**AIM OF THE TASK**
Pictures excluded, copy all of the data below exactly.

BEGIN AVAILABLE DATA

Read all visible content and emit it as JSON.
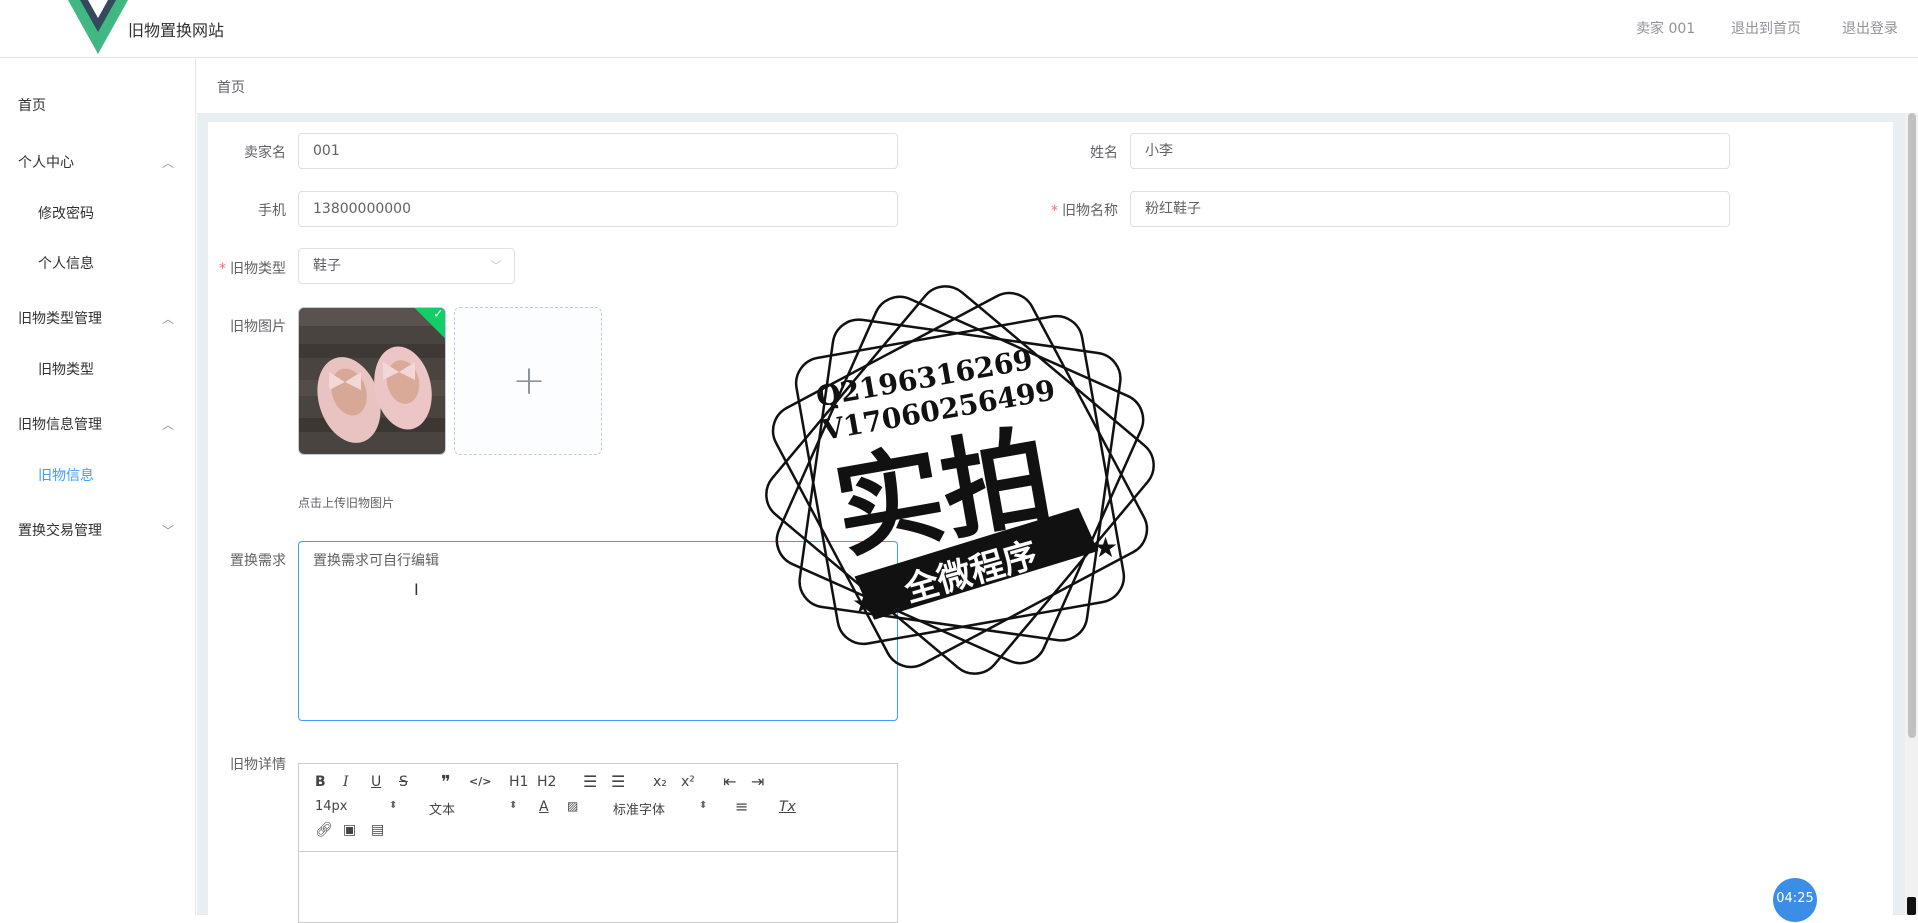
{
  "header": {
    "site_title": "旧物置换网站",
    "user": "卖家 001",
    "home_link": "退出到首页",
    "logout": "退出登录"
  },
  "sidebar": {
    "items": [
      {
        "label": "首页"
      },
      {
        "label": "个人中心"
      },
      {
        "label": "修改密码"
      },
      {
        "label": "个人信息"
      },
      {
        "label": "旧物类型管理"
      },
      {
        "label": "旧物类型"
      },
      {
        "label": "旧物信息管理"
      },
      {
        "label": "旧物信息"
      },
      {
        "label": "置换交易管理"
      }
    ]
  },
  "breadcrumb": "首页",
  "form": {
    "seller_label": "卖家名",
    "seller_value": "001",
    "name_label": "姓名",
    "name_value": "小李",
    "phone_label": "手机",
    "phone_value": "13800000000",
    "item_name_label": "旧物名称",
    "item_name_value": "粉红鞋子",
    "type_label": "旧物类型",
    "type_value": "鞋子",
    "image_label": "旧物图片",
    "upload_tip": "点击上传旧物图片",
    "demand_label": "置换需求",
    "demand_value": "置换需求可自行编辑",
    "detail_label": "旧物详情",
    "required_mark": "*"
  },
  "editor": {
    "font_size": "14px",
    "heading": "文本",
    "font_family": "标准字体",
    "bold": "B",
    "italic": "I",
    "underline": "U",
    "strike": "S",
    "quote": "❞",
    "code": "</>",
    "h1": "H1",
    "h2": "H2",
    "sub": "x₂",
    "sup": "x²",
    "clean": "Tx",
    "color_a": "A"
  },
  "watermark": {
    "line1": "Q2196316269",
    "line2": "V17060256499",
    "main": "实拍",
    "banner": "全微程序"
  },
  "timer": "04:25"
}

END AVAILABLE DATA

**WRITTEN ANSWER**
Read all visible content and emit it as JSON.
{
  "header": {
    "site_title": "旧物置换网站",
    "user": "卖家 001",
    "home_link": "退出到首页",
    "logout": "退出登录"
  },
  "sidebar": {
    "items": [
      {
        "label": "首页"
      },
      {
        "label": "个人中心"
      },
      {
        "label": "修改密码"
      },
      {
        "label": "个人信息"
      },
      {
        "label": "旧物类型管理"
      },
      {
        "label": "旧物类型"
      },
      {
        "label": "旧物信息管理"
      },
      {
        "label": "旧物信息"
      },
      {
        "label": "置换交易管理"
      }
    ]
  },
  "breadcrumb": "首页",
  "form": {
    "seller_label": "卖家名",
    "seller_value": "001",
    "name_label": "姓名",
    "name_value": "小李",
    "phone_label": "手机",
    "phone_value": "13800000000",
    "item_name_label": "旧物名称",
    "item_name_value": "粉红鞋子",
    "type_label": "旧物类型",
    "type_value": "鞋子",
    "image_label": "旧物图片",
    "upload_tip": "点击上传旧物图片",
    "demand_label": "置换需求",
    "demand_value": "置换需求可自行编辑",
    "detail_label": "旧物详情",
    "required_mark": "*"
  },
  "editor": {
    "font_size": "14px",
    "heading": "文本",
    "font_family": "标准字体",
    "bold": "B",
    "italic": "I",
    "underline": "U",
    "strike": "S",
    "quote": "❞",
    "code": "</>",
    "h1": "H1",
    "h2": "H2",
    "sub": "x₂",
    "sup": "x²",
    "clean": "Tx",
    "color_a": "A"
  },
  "watermark": {
    "line1": "Q2196316269",
    "line2": "V17060256499",
    "main": "实拍",
    "banner": "全微程序"
  },
  "timer": "04:25"
}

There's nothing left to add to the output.